BEGIN Data section

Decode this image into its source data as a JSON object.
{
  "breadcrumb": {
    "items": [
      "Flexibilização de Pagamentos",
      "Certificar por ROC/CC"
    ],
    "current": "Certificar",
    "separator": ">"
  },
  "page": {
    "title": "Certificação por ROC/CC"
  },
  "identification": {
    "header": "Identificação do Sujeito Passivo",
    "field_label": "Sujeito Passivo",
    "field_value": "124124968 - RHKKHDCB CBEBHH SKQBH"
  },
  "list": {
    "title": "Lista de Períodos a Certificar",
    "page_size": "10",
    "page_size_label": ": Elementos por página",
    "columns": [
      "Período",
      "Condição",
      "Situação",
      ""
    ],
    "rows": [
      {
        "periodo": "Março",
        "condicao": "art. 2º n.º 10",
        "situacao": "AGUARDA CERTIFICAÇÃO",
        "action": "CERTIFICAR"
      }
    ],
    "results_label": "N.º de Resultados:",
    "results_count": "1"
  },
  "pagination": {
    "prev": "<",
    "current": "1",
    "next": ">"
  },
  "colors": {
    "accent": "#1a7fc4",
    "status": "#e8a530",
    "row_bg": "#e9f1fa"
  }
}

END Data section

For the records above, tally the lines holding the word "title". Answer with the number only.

2